mild dextroscoliosis, obesity, depressive disorder, and
history of bilateral carpal tunnel syndrome and asthma.
(Id.) At step three, the ALJ determined that
Plaintiff's impairments do not meet or equal the severity
of one of the listed impairments in Appendix 1 to Subpart P
of 20 C.F.R. Pt. 404. (Id. at 22-23.) At step four,
the ALJ found that Plaintiff:
has the [RFC] to perform light work … except [she] can
stand [and] walk six hours in an eight-hour day; [she] can
sit six hours in an eight-hour day; [she] should never climb
ropes, ladders, or scaffolds, [she] can occasionally climb
ramps and stairs, kneel, crouch, and crawl; [she] cannot
perform repetitious keyboarding or use of hand tools
requiring torqueing; [she] must avoid concentrated exposure
to fumes, odors, dust, gases, and unprotected heights; and
[she] can understand, remember, and carry out at least simple
instructions and non-detailed tasks.
(Id. at 23-24.) The ALJ also found that Plaintiff is
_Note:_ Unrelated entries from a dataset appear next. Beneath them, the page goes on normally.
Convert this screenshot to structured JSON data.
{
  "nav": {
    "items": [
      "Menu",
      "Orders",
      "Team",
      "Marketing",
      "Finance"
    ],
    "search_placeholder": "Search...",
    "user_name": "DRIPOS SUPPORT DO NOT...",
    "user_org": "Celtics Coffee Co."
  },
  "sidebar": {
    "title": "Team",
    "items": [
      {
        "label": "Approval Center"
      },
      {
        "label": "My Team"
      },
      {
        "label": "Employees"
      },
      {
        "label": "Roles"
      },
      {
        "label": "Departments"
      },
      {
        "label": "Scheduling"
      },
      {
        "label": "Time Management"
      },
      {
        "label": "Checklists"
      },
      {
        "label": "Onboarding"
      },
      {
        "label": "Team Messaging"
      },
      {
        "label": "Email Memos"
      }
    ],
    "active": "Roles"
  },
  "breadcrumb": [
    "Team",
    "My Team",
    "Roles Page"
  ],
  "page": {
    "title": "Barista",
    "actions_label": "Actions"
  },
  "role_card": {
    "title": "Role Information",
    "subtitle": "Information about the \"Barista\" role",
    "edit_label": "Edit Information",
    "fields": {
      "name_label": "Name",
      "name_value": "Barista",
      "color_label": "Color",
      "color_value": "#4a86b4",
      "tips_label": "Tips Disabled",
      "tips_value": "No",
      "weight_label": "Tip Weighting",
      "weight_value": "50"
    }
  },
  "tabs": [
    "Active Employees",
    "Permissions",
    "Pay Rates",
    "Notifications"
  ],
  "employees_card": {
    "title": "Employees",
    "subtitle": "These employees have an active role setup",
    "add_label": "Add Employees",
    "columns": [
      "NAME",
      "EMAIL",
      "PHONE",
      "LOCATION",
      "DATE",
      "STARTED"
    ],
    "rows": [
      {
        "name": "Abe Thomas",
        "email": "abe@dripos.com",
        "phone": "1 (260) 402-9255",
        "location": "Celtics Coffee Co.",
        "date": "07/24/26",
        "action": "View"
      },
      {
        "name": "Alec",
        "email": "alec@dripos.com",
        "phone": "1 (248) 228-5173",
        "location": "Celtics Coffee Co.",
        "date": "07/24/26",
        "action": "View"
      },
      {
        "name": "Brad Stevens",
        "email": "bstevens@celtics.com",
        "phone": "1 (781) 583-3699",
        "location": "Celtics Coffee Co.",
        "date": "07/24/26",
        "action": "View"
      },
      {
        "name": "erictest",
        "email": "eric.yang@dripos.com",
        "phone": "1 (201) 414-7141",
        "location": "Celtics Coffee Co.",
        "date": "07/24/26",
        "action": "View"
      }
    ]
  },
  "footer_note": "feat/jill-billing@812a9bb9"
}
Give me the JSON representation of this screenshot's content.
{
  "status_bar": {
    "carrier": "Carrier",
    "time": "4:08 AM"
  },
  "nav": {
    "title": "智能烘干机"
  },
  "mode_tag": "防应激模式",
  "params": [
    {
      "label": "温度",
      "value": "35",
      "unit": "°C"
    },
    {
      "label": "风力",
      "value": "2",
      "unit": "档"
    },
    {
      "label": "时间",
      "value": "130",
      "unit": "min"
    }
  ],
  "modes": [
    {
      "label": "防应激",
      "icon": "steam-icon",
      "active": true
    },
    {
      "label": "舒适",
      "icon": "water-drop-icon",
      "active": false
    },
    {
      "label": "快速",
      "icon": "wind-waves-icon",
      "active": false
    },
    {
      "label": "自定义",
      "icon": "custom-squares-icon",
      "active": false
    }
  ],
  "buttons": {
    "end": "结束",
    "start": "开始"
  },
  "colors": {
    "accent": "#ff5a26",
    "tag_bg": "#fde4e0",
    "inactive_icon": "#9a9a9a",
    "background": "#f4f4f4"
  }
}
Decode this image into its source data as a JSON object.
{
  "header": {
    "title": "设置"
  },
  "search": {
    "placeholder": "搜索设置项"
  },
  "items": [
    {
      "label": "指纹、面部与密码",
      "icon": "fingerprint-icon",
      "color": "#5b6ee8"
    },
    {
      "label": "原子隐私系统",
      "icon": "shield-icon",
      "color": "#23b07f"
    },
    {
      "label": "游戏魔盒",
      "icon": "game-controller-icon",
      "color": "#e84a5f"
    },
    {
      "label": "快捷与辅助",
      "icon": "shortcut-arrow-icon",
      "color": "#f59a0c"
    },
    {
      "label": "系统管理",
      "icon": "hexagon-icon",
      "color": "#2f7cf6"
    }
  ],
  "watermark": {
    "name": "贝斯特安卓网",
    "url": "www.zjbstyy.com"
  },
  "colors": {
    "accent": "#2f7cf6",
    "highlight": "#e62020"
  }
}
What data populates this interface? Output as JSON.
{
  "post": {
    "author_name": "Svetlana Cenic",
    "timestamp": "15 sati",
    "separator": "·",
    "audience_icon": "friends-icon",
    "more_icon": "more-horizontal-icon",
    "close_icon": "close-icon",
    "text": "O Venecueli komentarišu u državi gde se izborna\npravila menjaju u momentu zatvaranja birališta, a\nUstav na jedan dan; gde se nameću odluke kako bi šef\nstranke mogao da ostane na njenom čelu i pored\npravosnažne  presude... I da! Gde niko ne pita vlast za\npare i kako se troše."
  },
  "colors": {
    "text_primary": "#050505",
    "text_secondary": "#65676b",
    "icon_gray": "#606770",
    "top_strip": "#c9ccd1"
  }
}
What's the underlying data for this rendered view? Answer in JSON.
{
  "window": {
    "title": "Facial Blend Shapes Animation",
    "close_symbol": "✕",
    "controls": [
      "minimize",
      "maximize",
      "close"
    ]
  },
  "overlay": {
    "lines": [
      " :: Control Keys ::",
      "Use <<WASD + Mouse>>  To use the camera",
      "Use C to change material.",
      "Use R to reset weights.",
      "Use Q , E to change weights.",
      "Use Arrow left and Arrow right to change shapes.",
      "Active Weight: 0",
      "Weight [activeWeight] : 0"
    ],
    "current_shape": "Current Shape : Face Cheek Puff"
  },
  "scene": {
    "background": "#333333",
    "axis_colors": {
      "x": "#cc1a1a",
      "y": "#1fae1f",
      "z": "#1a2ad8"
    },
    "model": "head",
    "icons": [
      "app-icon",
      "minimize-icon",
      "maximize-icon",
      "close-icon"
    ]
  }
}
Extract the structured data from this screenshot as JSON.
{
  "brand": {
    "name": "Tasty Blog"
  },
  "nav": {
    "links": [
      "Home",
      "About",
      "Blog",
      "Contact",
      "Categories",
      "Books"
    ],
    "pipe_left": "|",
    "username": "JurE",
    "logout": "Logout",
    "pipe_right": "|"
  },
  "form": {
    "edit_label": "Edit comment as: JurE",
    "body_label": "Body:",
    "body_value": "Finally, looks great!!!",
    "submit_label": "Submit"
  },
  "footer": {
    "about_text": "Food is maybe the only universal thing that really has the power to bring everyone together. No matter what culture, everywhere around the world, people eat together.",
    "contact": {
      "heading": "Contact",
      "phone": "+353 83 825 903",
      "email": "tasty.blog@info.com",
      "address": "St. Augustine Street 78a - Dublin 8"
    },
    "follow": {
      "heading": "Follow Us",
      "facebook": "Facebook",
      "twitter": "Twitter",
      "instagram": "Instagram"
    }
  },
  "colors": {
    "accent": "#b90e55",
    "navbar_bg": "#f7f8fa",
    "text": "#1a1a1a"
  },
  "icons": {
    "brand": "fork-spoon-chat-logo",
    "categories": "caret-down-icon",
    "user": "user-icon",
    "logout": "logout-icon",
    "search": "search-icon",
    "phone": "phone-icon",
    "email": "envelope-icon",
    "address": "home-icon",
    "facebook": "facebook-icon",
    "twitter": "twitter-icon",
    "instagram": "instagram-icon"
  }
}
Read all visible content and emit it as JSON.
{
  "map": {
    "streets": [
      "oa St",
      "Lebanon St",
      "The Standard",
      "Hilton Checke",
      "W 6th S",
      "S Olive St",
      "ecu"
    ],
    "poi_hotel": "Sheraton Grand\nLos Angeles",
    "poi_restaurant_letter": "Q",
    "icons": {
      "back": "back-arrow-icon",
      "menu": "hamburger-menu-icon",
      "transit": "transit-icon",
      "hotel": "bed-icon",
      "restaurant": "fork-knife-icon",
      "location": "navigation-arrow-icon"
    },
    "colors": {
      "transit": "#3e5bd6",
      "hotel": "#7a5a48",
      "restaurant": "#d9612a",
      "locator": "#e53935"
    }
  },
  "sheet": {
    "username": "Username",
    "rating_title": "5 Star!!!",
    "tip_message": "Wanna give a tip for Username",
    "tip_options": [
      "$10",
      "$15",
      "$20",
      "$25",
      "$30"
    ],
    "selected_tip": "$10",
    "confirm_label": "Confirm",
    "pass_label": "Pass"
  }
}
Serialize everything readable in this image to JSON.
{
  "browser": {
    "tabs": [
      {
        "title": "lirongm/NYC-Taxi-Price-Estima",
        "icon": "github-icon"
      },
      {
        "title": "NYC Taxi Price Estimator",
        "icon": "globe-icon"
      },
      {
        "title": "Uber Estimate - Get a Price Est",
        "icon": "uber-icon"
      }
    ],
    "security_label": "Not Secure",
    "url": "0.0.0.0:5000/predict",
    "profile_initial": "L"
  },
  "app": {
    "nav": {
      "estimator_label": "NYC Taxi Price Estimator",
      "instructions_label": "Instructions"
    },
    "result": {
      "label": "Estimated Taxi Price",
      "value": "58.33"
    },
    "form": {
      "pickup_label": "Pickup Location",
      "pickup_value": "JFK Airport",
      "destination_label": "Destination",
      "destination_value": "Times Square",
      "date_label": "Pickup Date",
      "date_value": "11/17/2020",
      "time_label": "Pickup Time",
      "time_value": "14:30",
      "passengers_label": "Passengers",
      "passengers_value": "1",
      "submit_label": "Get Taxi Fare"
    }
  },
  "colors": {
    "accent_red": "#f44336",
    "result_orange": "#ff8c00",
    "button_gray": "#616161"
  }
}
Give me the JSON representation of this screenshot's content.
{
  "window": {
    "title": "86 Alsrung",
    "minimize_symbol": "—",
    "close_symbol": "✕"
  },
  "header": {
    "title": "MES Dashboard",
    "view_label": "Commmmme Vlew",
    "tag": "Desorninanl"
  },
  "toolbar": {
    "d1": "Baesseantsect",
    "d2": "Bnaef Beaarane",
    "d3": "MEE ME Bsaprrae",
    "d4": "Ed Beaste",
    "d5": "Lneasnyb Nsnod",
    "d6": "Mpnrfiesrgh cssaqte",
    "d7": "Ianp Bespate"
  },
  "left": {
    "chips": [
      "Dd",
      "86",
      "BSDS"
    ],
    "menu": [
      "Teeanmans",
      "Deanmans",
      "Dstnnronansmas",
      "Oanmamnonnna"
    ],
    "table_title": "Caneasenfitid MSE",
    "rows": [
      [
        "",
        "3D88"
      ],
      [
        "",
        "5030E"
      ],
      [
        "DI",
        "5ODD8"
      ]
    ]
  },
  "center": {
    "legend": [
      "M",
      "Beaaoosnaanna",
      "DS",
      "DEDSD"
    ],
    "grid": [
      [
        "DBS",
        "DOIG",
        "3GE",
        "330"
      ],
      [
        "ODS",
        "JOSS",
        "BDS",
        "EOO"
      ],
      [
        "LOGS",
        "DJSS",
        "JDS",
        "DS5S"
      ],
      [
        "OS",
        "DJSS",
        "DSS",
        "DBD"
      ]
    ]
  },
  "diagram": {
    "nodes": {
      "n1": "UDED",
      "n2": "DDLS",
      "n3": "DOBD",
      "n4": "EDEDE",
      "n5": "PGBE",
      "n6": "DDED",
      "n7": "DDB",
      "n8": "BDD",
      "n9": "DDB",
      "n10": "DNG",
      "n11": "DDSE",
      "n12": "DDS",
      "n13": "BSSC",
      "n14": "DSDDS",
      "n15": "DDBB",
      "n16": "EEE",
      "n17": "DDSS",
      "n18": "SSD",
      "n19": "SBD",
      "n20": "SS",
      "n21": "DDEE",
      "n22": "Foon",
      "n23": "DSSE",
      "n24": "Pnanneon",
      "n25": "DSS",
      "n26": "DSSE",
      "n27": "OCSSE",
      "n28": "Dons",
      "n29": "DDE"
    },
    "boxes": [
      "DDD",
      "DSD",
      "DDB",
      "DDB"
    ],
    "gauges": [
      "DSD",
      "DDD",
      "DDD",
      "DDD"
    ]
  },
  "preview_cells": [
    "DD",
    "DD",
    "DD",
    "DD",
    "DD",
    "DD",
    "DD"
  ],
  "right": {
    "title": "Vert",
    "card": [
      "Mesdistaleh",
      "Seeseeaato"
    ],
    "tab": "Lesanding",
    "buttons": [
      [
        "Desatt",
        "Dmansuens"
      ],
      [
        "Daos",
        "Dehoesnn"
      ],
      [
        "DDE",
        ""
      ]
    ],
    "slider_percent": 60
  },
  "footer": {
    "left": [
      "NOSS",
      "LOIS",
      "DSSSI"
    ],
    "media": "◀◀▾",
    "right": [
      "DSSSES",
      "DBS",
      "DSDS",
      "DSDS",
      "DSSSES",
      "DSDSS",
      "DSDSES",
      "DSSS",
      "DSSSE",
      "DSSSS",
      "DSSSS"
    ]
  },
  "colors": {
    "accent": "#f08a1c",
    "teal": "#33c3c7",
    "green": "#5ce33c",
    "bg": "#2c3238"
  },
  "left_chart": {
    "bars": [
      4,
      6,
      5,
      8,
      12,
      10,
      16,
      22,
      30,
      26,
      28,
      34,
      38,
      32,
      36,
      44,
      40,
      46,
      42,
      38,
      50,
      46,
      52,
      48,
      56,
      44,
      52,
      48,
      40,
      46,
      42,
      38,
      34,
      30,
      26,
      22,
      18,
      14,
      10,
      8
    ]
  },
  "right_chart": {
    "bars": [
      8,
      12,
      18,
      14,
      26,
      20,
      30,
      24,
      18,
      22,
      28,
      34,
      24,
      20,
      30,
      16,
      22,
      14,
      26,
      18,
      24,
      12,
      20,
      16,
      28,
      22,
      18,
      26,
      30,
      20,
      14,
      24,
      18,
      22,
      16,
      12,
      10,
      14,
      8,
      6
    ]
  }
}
unable to perform any of her past relevant work.
(Id. at 31.) At step five, however, after
considering Plaintiff's age, education, work experience,
and RFC, the ALJ concluded that there are jobs that exist in
significant numbers in the national economy that Plaintiff
can perform. (Id. at 32.)
appeal, Plaintiff challenges the RFC and step five
determinations, arguing that the ALJ improperly weighed
medical opinions and erred in rejecting her symptom
testimony. Defendant counters that the ALJ properly resolved
conflicts in the medical opinions based on substantial
evidence, and provided sufficient reasons for finding
Plaintiff not credible. The parties disagree as to whether
any remand should be for an award of benefits or further
Court agrees with Plaintiff that the ALJ erred in
discrediting her testimony and improperly weighing the
medical opinions. Because this legal error was not harmless,
the ALJ's decision must be reversed and remanded for an
award of benefits.
The ALJ Erred in Evaluating Plaintiff's
provided written reports and testified at the hearing about
her pain, fatigue, and other symptoms caused by her
impairments and how they severely limit her daily activities.
(Id. at 49-60, 186-207, 229-36, 239-50.) The ALJ
found the testimony regarding the intensity, persistence, and
limiting effects of the symptoms not entirely credible.
(Id. at 25.) This adverse credibility finding is
legally erroneous and not supported by substantial evidence.
evaluating the credibility of a claimant's testimony
regarding subjective pain or other symptoms, the ALJ must
engage in a two-step analysis. First, the ALJ determines
whether the claimant presented objective medical evidence of
an impairment that reasonably could be expected to produce
some degree of the symptoms alleged. Second, if the claimant
makes this showing and there is no evidence of malingering,
“the ALJ can reject the claimant's testimony about
the severity of her symptoms only by offering specific, clear
and convincing reasons for doing so.” Smolen,
80 F.3d at 1281.
the ALJ expressly found that Plaintiff's medically
determinable impairments could reasonably be expected to
cause the alleged symptoms. (A.R. 25.) Because the ALJ made
no finding of malingering, he was required to give clear and
convincing reasons for his adverse credibility finding.
“This is not an easy requirement to meet: The clear and
convincing standard is the most demanding required in Social
Security cases.” Garrison v. Colvin, 759 F.3d
995, 1015 (9th Cir. 2014) (quotation and citation omitted);
see also Smolen, 80 F.3d at 1284 (“The ALJ
must state specifically which symptom testimony is ...